I hesitated about writing this post, because it has a bittersweet ending. But life is sometimes bittersweet, sad, and unpredictable. Here is how it all began:It is past midnight and we are retiring for the night when we hear an odd scratching noise that seems to be coming from inside our wall. After investigating the area to no avail, I decide to go outside to see if the wind is causing branches to scrape against the house. James is very sick with flu, so I go outside with my flashlight and shine it up towards our bedroom where I see the source of the sound immediately. A little bird seems to be caught in the twisted dried out wisteria vines that have traveled up the side of the house, right next to the electrical cables, I might add. The bird is flapping it's wings forcefully to no avail with skinny legs splayed sideways. I dash upstairs and tell James a bird is stuck in the vines, I will need the ladder! I don't tell him I will need the extension ladder AND will need to stand on the very top rung. He tells me to stay away from the electrical cords and DON'T use the extension ladder. But of course, I do.
At first I try to dislodge the vines with the handle of a broom, no dice. So I discard my bathrobe and begin my accent higher up the ladder in my nightgown with a flashlight on my head and the pruners in my hand. In order to reach the bird, I have to travel to the top step on the ladder.
(Bathrobe still here the next morning)I am able to assess the situation. The bird has it's little head stuck betwixt and between dried, knotted vines of wisteria, the vines seems to be strangling the poor little thing. If I cut that vine in just the right place it should dislodge the bird and allow it to fly off. but when I cut the vine, the little bird tumbles into my hand. I slowly descend the ladder holding the bird in a loose grip. I hope to open my palm and release her when we get to the ground, but she seems unable to fly, instead she falls to the earth, so I bring her up to my studio. Here in the light I can see that I am holding an adult starling. Esther was a baby starling. I put her in a safe place with water and chicken scratch. Poor little thing is exhausted, who knows how long she had been imprisoned in the vines?!

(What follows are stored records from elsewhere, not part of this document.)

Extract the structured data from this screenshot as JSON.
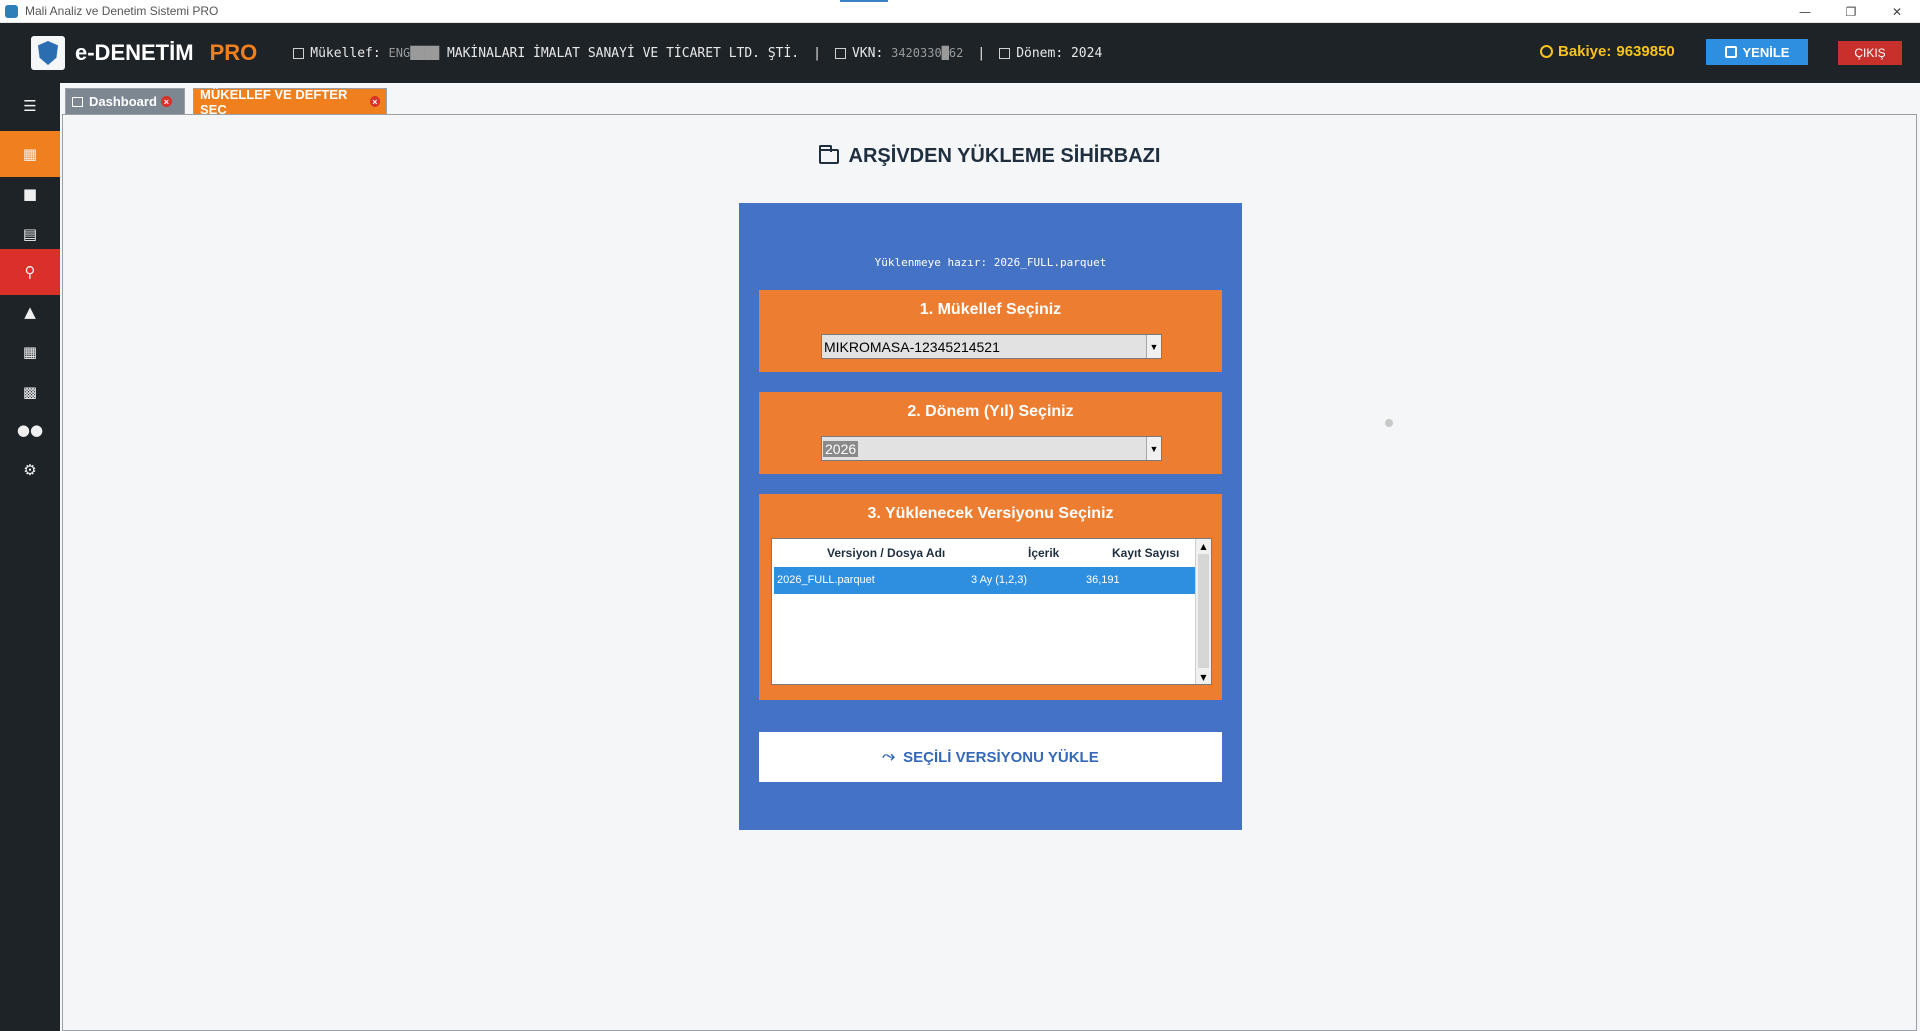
{
  "os_window": {
    "title": "Mali Analiz ve Denetim Sistemi PRO",
    "minimize_icon": "minimize-icon",
    "maximize_icon": "restore-icon",
    "close_icon": "close-icon"
  },
  "header": {
    "brand": "e-DENETİM",
    "brand_suffix": "PRO",
    "mukellef_label": "Mükellef:",
    "mukellef_redacted": "ENG████",
    "mukellef_name": "MAKİNALARI İMALAT SANAYİ VE TİCARET LTD. ŞTİ.",
    "vkn_label": "VKN:",
    "vkn_value": "3420330█62",
    "donem_label": "Dönem:",
    "donem_value": "2024",
    "separator": "|",
    "balance_label": "Bakiye:",
    "balance_value": "9639850",
    "refresh_label": "YENİLE",
    "exit_label": "ÇIKIŞ"
  },
  "sidebar": {
    "menu_icon": "hamburger-icon",
    "items": [
      {
        "icon": "building-icon",
        "state": "active"
      },
      {
        "icon": "briefcase-icon",
        "state": "normal"
      },
      {
        "icon": "document-icon",
        "state": "normal"
      },
      {
        "icon": "search-icon",
        "state": "highlight"
      },
      {
        "icon": "chart-icon",
        "state": "normal"
      },
      {
        "icon": "bank-icon",
        "state": "normal"
      },
      {
        "icon": "files-icon",
        "state": "normal"
      },
      {
        "icon": "users-icon",
        "state": "normal"
      },
      {
        "icon": "settings-icon",
        "state": "normal"
      }
    ]
  },
  "tabs": [
    {
      "label": "Dashboard",
      "active": false
    },
    {
      "label": "MÜKELLEF VE DEFTER SEÇ",
      "active": true
    }
  ],
  "page": {
    "title": "ARŞİVDEN YÜKLEME SİHİRBAZI",
    "ready_text": "Yüklenmeye hazır: 2026_FULL.parquet",
    "step1_label": "1. Mükellef Seçiniz",
    "step1_value": "MIKROMASA-12345214521",
    "step2_label": "2. Dönem (Yıl) Seçiniz",
    "step2_value": "2026",
    "step3_label": "3. Yüklenecek Versiyonu Seçiniz",
    "table": {
      "columns": [
        "Versiyon / Dosya Adı",
        "İçerik",
        "Kayıt Sayısı"
      ],
      "rows": [
        {
          "file": "2026_FULL.parquet",
          "content": "3 Ay (1,2,3)",
          "count": "36,191",
          "selected": true
        }
      ]
    },
    "load_button": "SEÇİLİ VERSİYONU YÜKLE"
  },
  "colors": {
    "header_bg": "#1e2328",
    "accent_orange": "#ed7d31",
    "wizard_blue": "#4472c4",
    "balance_yellow": "#f6c21b",
    "refresh_blue": "#2e8fe0",
    "exit_red": "#c8302c"
  }
}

The next morning I see she is hopping about the room on one leg and dragging the other. I sit on the floor and offer a kernel of corn, she hops over and takes it from my fingers and then she hops on my arm!
It is odd that a wild bird would be so obliging... Could it be possible? NAW, this can't be Esther, can it? It's been two years since I set free the little starling fledgling that I raised for months, after it had been attacked by a mad mother hen who poked it's eye and broke it's wing. If you have read this blog for any length of time, you will remember my sweet Esther. Esther was still young when she flew off to freedom, and had not yet acquired the beautiful flecked feathers with iridescent highlights.

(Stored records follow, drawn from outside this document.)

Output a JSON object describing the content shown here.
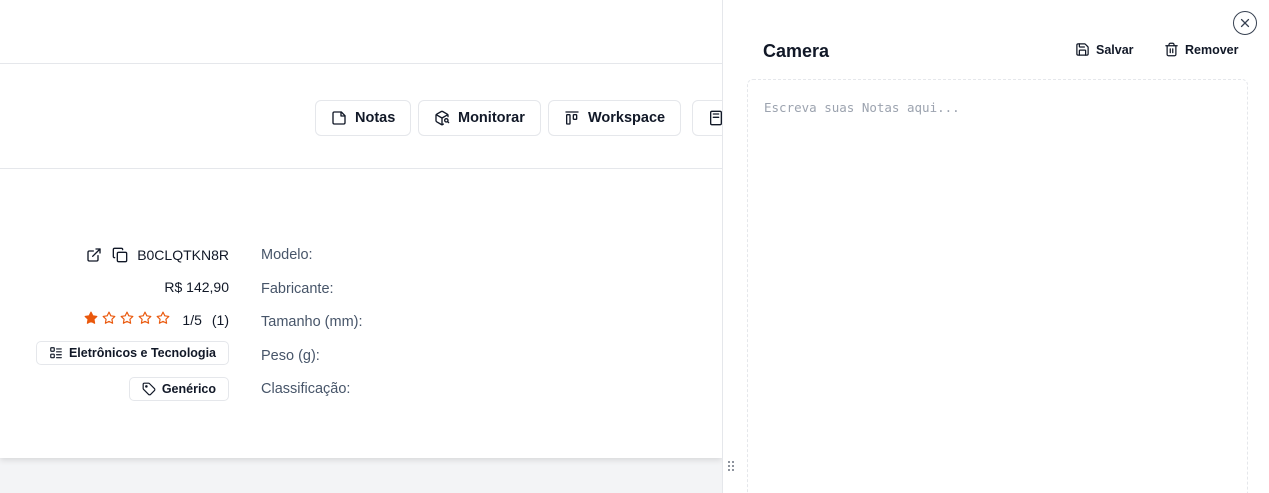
{
  "toolbar": {
    "notes_label": "Notas",
    "monitor_label": "Monitorar",
    "workspace_label": "Workspace"
  },
  "product": {
    "asin": "B0CLQTKN8R",
    "price": "R$ 142,90",
    "rating": {
      "text": "1/5",
      "count": "(1)",
      "stars_filled": 1,
      "stars_total": 5
    },
    "category": "Eletrônicos e Tecnologia",
    "brand": "Genérico"
  },
  "specs": {
    "model_label": "Modelo:",
    "manufacturer_label": "Fabricante:",
    "size_label": "Tamanho (mm):",
    "weight_label": "Peso (g):",
    "rank_label": "Classificação:"
  },
  "panel": {
    "title": "Camera",
    "save_label": "Salvar",
    "remove_label": "Remover",
    "notes_placeholder": "Escreva suas Notas aqui...",
    "notes_value": ""
  },
  "colors": {
    "star": "#ea580c",
    "border": "#e5e7eb",
    "muted_text": "#475569"
  },
  "icons": {
    "notes": "sticky-note-icon",
    "monitor": "package-search-icon",
    "workspace": "layout-icon",
    "external": "external-link-icon",
    "copy": "copy-icon",
    "category": "list-tree-icon",
    "brand": "tag-icon",
    "close": "close-icon",
    "save": "save-icon",
    "remove": "trash-icon"
  }
}
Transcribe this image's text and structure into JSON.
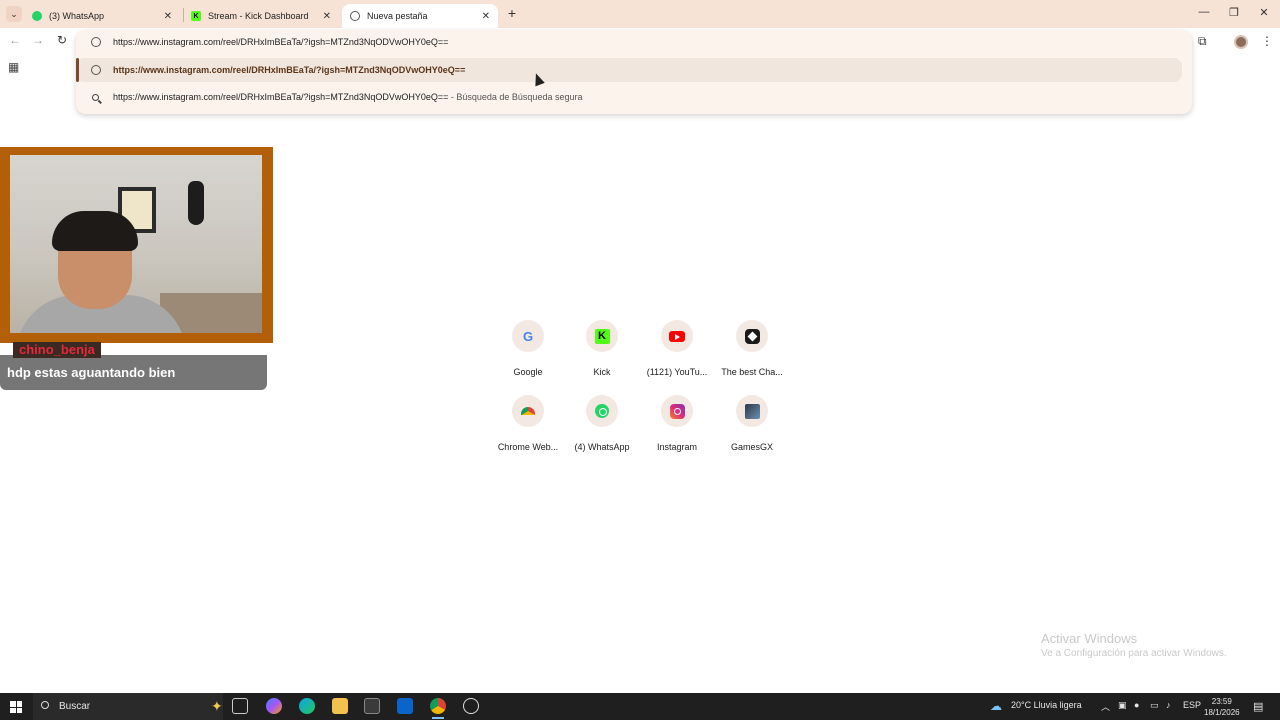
{
  "tabs": [
    {
      "title": "(3) WhatsApp",
      "icon": "whatsapp-icon",
      "active": false
    },
    {
      "title": "Stream - Kick Dashboard",
      "icon": "kick-icon",
      "active": false
    },
    {
      "title": "Nueva pestaña",
      "icon": "globe-icon",
      "active": true
    }
  ],
  "omnibox": {
    "input_value": "https://www.instagram.com/reel/DRHxImBEaTa/?igsh=MTZnd3NqODVwOHY0eQ==",
    "suggestions": [
      {
        "text": "https://www.instagram.com/reel/DRHxImBEaTa/?igsh=MTZnd3NqODVwOHY0eQ==",
        "sub": "",
        "icon": "globe-icon",
        "selected": true
      },
      {
        "text": "https://www.instagram.com/reel/DRHxImBEaTa/?igsh=MTZnd3NqODVwOHY0eQ==",
        "sub": " - Búsqueda de Búsqueda segura",
        "icon": "search-icon",
        "selected": false
      }
    ]
  },
  "stream": {
    "chat_user": "chino_benja",
    "chat_message": "hdp estas aguantando bien"
  },
  "shortcuts": [
    {
      "label": "Google",
      "icon": "google-icon"
    },
    {
      "label": "Kick",
      "icon": "kick-icon"
    },
    {
      "label": "(1121) YouTu...",
      "icon": "youtube-icon"
    },
    {
      "label": "The best Cha...",
      "icon": "chess-icon"
    },
    {
      "label": "Chrome Web...",
      "icon": "chrome-web-store-icon"
    },
    {
      "label": "(4) WhatsApp",
      "icon": "whatsapp-icon"
    },
    {
      "label": "Instagram",
      "icon": "instagram-icon"
    },
    {
      "label": "GamesGX",
      "icon": "gamesgx-icon"
    }
  ],
  "watermark": {
    "line1": "Activar Windows",
    "line2": "Ve a Configuración para activar Windows."
  },
  "taskbar": {
    "search_label": "Buscar",
    "weather": "20°C  Lluvia ligera",
    "language": "ESP",
    "time": "23:59",
    "date": "18/1/2026"
  }
}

I talk softly to this sweet bird and she falls asleep in my hand. For the rest of the day, I leave her in the studio, checking her condition regularly.
She seems to be recuperating and is sitting on the window sill... then she falls off and onto the floor. I carefully pick her up and turn on some nice music. I always played music for Esther and she would sing her little head off. This little bird turns her head and faintly chirps, once.
Is it possible that for the last 2 years my little Esther has lived her life in the treetops right above my head? Watching from the branches as I garden below her? Building nests and raising babies and observing us all this time? Or am I just being silly?
I am beginning to feel an emotional tie to the little creature, When she is healed I will be sad to let her go...but I will. Alas, I did not get the chance, for the next time I checked on her she was stretched out on the floor, little legs stiff. Sure that she was dead, I tearfully held her and she began to move about. For 15 minutes she lay in my palm, slowly moving her head, faintly fluttering a wing, then she opened wide her beak, she stretched her little body full length .... and died. DID I cry?? Of course I did. Big. wet teardrops that fell on her feathers.
My head says that this was not Esther, I mean, what are the chances?! And if it was Esther, it will mean she really is gone forever. But my heart tells me this was Esther. And as fanciful as that may seem, it would be fitting for the little bird who spent the first months of her life with me as her mama, should spend the last moments of her life with me as her comforter. Perhaps I am just a romantic.. but I am, after all, a storyteller. And I am glad she did not die alone up in the treacherous vines that held her captive for God knows how long, but she died with a friend who cared about her.
I'm sorry for the sad post on this day, I promise to be more joyous the next time.. but I thought you would want to know.